[Description of the task] "Bulk" is the word to look for; copy each line of the listing where it occurs.

[Exercise data]
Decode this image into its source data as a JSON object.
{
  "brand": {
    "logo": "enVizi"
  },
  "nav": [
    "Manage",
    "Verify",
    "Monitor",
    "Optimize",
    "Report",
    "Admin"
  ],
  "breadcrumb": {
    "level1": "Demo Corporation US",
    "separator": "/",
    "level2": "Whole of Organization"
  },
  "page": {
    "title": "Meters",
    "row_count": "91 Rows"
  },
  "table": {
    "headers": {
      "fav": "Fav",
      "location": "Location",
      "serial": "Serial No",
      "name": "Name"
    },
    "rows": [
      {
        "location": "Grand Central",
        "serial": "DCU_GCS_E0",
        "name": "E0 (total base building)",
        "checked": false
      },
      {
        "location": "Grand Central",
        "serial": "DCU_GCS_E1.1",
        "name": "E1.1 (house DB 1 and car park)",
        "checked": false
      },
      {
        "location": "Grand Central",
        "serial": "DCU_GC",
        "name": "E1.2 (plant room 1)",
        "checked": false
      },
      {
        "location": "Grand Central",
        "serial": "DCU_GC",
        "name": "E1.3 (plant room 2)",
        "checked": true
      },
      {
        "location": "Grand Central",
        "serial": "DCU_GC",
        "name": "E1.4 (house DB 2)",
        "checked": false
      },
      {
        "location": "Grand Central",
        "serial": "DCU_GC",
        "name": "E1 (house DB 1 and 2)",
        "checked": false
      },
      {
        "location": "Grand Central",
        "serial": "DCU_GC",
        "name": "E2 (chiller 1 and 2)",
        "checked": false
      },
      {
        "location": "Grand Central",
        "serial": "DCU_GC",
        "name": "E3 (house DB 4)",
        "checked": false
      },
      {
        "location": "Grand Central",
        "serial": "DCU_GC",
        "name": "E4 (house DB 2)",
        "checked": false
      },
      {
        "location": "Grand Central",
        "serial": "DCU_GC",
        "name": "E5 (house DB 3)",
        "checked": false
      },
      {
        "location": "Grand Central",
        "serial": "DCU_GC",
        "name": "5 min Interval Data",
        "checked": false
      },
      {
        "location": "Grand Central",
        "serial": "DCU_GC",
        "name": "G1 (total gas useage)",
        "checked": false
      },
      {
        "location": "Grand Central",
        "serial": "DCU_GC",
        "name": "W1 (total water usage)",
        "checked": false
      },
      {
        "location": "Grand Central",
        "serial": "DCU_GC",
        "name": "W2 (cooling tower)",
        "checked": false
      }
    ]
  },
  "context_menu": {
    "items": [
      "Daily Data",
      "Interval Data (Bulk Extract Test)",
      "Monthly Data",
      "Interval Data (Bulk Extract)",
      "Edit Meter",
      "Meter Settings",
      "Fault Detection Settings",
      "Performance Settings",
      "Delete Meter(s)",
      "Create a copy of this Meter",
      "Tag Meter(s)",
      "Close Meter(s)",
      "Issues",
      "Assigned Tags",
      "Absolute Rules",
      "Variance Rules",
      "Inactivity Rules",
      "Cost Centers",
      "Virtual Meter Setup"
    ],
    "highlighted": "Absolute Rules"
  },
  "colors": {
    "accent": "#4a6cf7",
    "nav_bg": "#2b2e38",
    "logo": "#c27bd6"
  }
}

[Reply to the task]
      "Interval Data (Bulk Extract Test)",
      "Interval Data (Bulk Extract)",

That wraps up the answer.